Another product of UPEI, Dr. Russell Kerr from the Faculty of Science, founded and grew Nautilus Biosciences, a company that focuses on the discovery of bioactive compounds from the marine environment. Nautilus Biosciences was purchased by an international specialty chemical manufacturer, CRODA International, a few years ago. Nautilus Biosciences is now the Centre of Innovation for Marine Biotechnology at CRODA.
One more example is Dr. Marya Ahmed from the Faculty of Science, who was recently been awarded the prestigious Emerging Scholar Award from the Canadian Cancer Society. She will be exploring innovative techniques for the treatment of breast cancer. There are many great examples in that area of the biosciences, with the biosciences itself being a very broad field.
What would you say to potential investors about the advantages of Charlottetown and PEI?
PEI has a collaborative approach to doing business and in our track record in the biosciences sector specifically. You would be hard-pressed to find another region where a company can access key decision-makers in such a supportive and guided way. The quality of life in PEI is also a key attractor. A good example of that is our relatively enviable position with regards to COVID-19 management. There is no better place to do business, and PEI is a great place to live, work, and raise a family.

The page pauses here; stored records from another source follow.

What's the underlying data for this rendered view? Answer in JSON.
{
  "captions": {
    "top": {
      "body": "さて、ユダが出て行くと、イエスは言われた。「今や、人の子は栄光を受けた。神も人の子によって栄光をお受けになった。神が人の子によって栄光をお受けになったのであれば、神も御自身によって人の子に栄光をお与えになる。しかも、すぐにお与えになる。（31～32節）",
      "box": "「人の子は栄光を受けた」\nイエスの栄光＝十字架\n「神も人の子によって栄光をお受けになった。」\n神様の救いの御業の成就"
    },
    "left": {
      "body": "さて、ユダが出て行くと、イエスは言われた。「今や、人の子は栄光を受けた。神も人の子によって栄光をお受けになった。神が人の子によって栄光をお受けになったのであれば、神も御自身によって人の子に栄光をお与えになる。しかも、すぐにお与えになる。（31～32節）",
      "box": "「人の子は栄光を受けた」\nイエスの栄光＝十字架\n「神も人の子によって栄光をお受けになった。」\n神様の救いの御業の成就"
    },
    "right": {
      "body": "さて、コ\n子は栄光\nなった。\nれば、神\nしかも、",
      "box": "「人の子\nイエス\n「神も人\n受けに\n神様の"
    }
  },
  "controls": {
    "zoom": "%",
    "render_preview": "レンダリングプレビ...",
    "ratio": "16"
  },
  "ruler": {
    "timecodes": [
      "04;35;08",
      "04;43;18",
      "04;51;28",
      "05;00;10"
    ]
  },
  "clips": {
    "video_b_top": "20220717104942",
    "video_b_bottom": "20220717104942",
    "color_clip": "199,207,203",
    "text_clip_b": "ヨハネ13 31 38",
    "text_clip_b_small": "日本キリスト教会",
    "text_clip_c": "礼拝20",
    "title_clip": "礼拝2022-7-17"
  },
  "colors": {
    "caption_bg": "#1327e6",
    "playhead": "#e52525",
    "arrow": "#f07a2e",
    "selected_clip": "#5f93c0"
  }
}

Again, I want to highlight the low tax rate for small businesses and our collaborative economic cluster model, which is coordinated by all our partners at PEI BioAlliance. UPEI also has a wide range of undergraduate and graduate programs. UPEI plays a critical role in transitioning well-trained students to the biosciences sector and beyond. In PEI, foreign investors can tap into our rich pool of talented and highly qualified students, mentored and trained at UPEI.
“In PEI, foreign investors can tap into our rich pool of talented and highly qualified students, mentored and trained at UPEI.”
We also have a safe environment, low crime rate, and communities where everybody knows everybody and people are very respectful. PEI is a very friendly place.
In the five years or so, there has been more immigration and foreign investment coming to the city, which means people must like the place. People here are very welcoming and open. It is a great place.